As a business owner, you can access a wide variety of funding options. One of these options is factoring; a transaction in which a business sells its invoices (or receivables) to a third-party financial company that is commonly referred to as a “factor.”
The factor will ultimately receive payments on the invoices from the customers of the business. Because factoring utilizes business invoices or receivables as collateral, it’s often referred to as “accounts receivable financing.”
How does a business receive funds from factoring?
When an invoice is factored, the third party financial company advances you a percentage of the value of the invoice/s. You then receive the balance of the invoice (minus fees) after the Factor receives payment from your customer. Advance rates typically range from 80% to 95%. Your customer’s credit history typically plays a big role in the advance rate you’ll be eligible for.
How can factoring benefit your business?
Let’s say you average $50,000 in receivables every month. However, your customers may take longer than 30 days to pay what they owe. In the meantime, you’re still responsible for covering payroll, purchasing inventory, and paying rent.
With factoring, you receive a percentage of the cash value of those invoices quickly, allowing you to cover your expenses until your customers finally pay what they owe.
Even if the advance rate is 85%, you’ll still have access to $42,500. And while factoring offers a wide variety of benefits, its main advantage is that it offers quick payments on your invoices.
How many of your invoices should you factor?
Every company is different, so there is no universal answer to how many invoices your company should consider factoring. Some businesses only factor the invoices of customers who take the longest time to pay. Other businesses factor all of their invoices. Consider your needs and whether or not your business is being hindered due to issues revolving around delayed receivables.
The different types of factoring
There are two primary types of factoring: recourse and non-recourse factoring. Both have their pros and cons and should be researched carefully by a business owner before a choice is made.
Recourse factoring means the factoring client will take complete responsibility for payment of an invoice if the factor is unable to collect payment from a debtor, or customer. In other words, you are responsible if your customers fail to come through on their payment.
On the other hand, non-recourse factoring involves the business client selling all of their invoices to the factor who in turn takes all responsibility of collecting on the invoices. Some factors provide both recourse and non-recourse services.
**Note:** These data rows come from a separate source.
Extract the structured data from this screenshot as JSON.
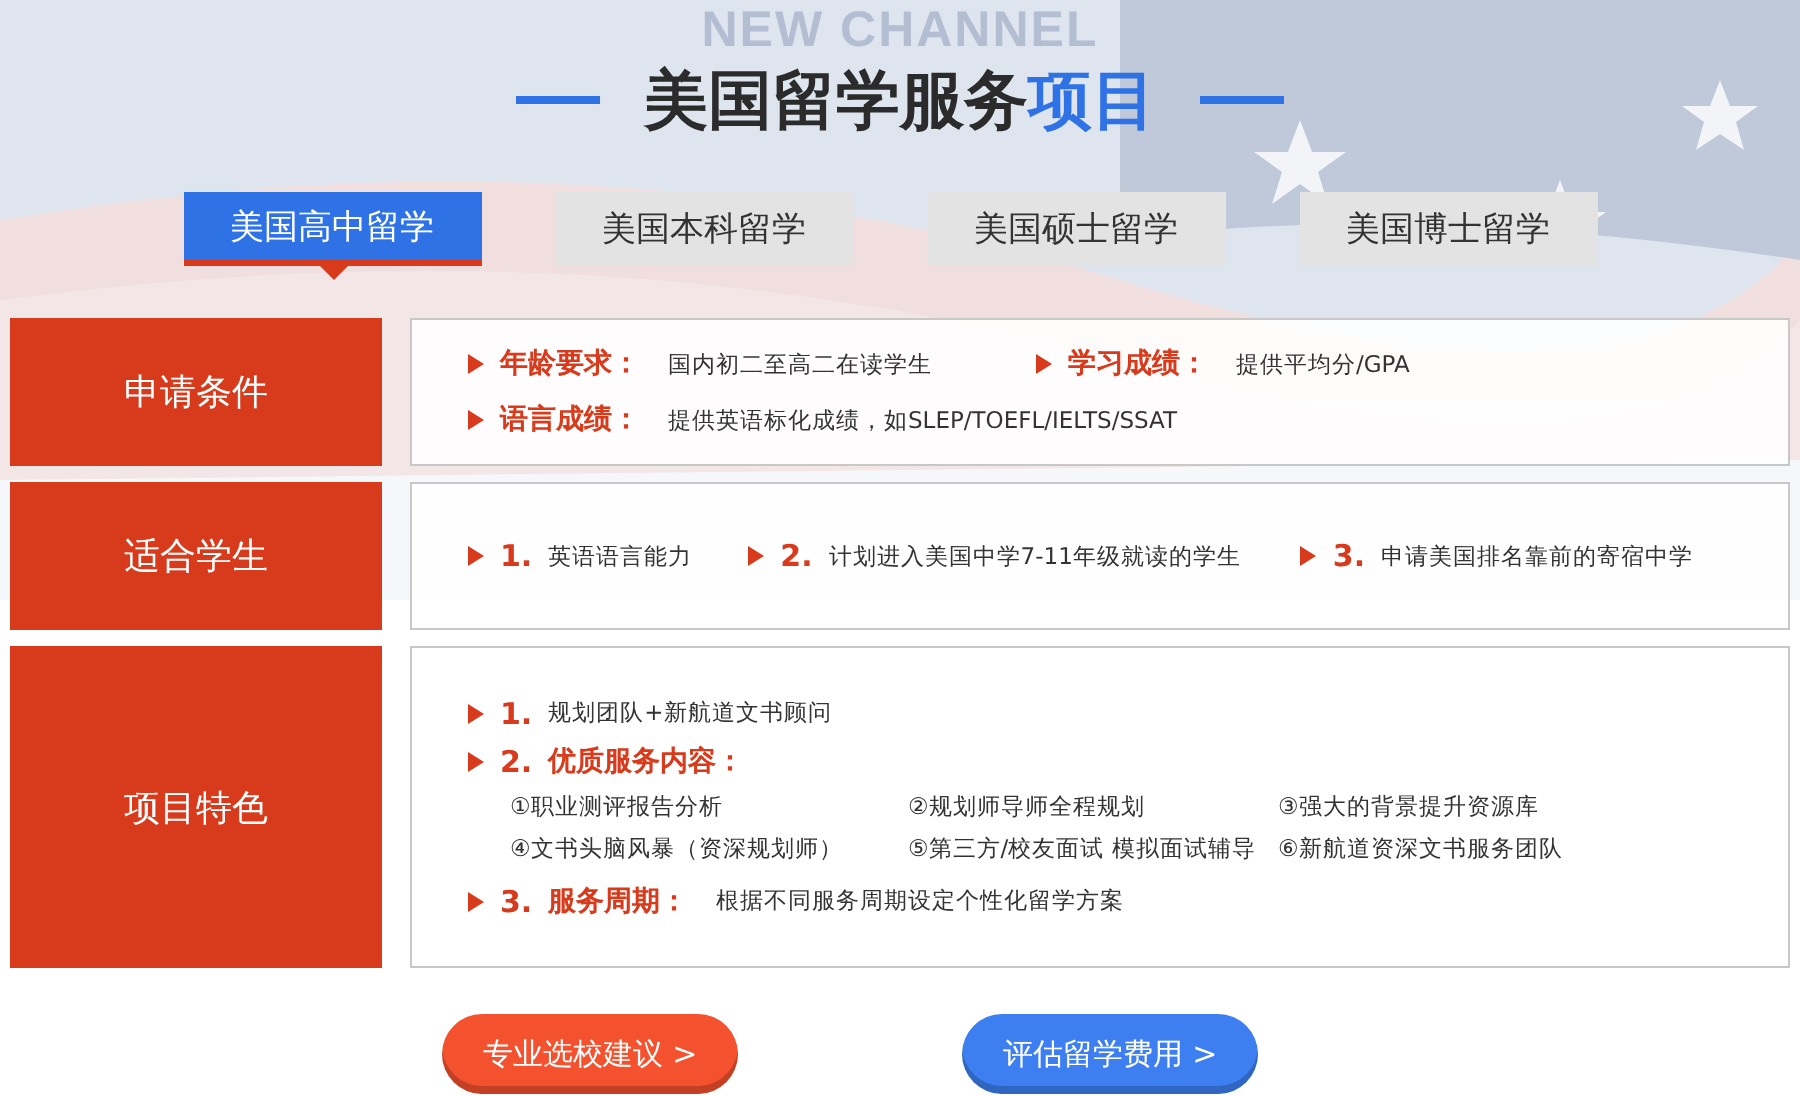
{
  "background_text": "NEW CHANNEL",
  "title": {
    "main": "美国留学服务",
    "accent": "项目"
  },
  "tabs": [
    {
      "label": "美国高中留学",
      "selected": true
    },
    {
      "label": "美国本科留学",
      "selected": false
    },
    {
      "label": "美国硕士留学",
      "selected": false
    },
    {
      "label": "美国博士留学",
      "selected": false
    }
  ],
  "sections": [
    {
      "label": "申请条件",
      "kind": "fields",
      "lines": [
        [
          {
            "key": "年龄要求：",
            "value": "国内初二至高二在读学生"
          },
          {
            "key": "学习成绩：",
            "value": "提供平均分/GPA"
          }
        ],
        [
          {
            "key": "语言成绩：",
            "value": "提供英语标化成绩，如SLEP/TOEFL/IELTS/SSAT"
          }
        ]
      ]
    },
    {
      "label": "适合学生",
      "kind": "numbered_row",
      "items": [
        {
          "number": "1.",
          "text": "英语语言能力"
        },
        {
          "number": "2.",
          "text": "计划进入美国中学7-11年级就读的学生"
        },
        {
          "number": "3.",
          "text": "申请美国排名靠前的寄宿中学"
        }
      ]
    },
    {
      "label": "项目特色",
      "kind": "features",
      "items": [
        {
          "number": "1.",
          "text": "规划团队+新航道文书顾问"
        },
        {
          "number": "2.",
          "heading": "优质服务内容：",
          "services": [
            "①职业测评报告分析",
            "②规划师导师全程规划",
            "③强大的背景提升资源库",
            "④文书头脑风暴（资深规划师）",
            "⑤第三方/校友面试 模拟面试辅导",
            "⑥新航道资深文书服务团队"
          ]
        },
        {
          "number": "3.",
          "heading": "服务周期：",
          "text": "根据不同服务周期设定个性化留学方案"
        }
      ]
    }
  ],
  "buttons": [
    {
      "label": "专业选校建议 >",
      "color": "#f4512f"
    },
    {
      "label": "评估留学费用 >",
      "color": "#3d7ff0"
    }
  ]
}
Factor fees and contract terms you should be aware of
Just as business loans can have varying rates of interest depending on the lender you borrow from; factors tend to have varying fee structures depending on who you decide to work with. Some factors base their factoring fees on the overall monthly volume of receivables and the creditworthiness of the businesses’ customers.
Other factors require additional fees such as collateral, money transfers, shipping, and other business expenses. With so many factoring providers to choose from, understanding fee structures will help you to make a well-informed decision for your business. It will be your job to understand all of the fees you’ll be paying before signing a factoring contract. In most cases, factoring contracts are 12 months and can be renewed on an annual basis.
Is factoring right for your business?
Factoring can be a good choice, especially if long receivables are part of your typical business cycle. However, factoring is just one lending option amongst many, so its best to reach out to funding providers and see what offers best suit your needs.
If you require working capital quickly turn to One Park Financial. We can connect you with a large pool of funders who specialize in helping small business owners flourish and grow. Applying is a quick and painless process, and once you qualify (it’s a fast procedure!) you’ll have the money you need quickly to keep your business moving.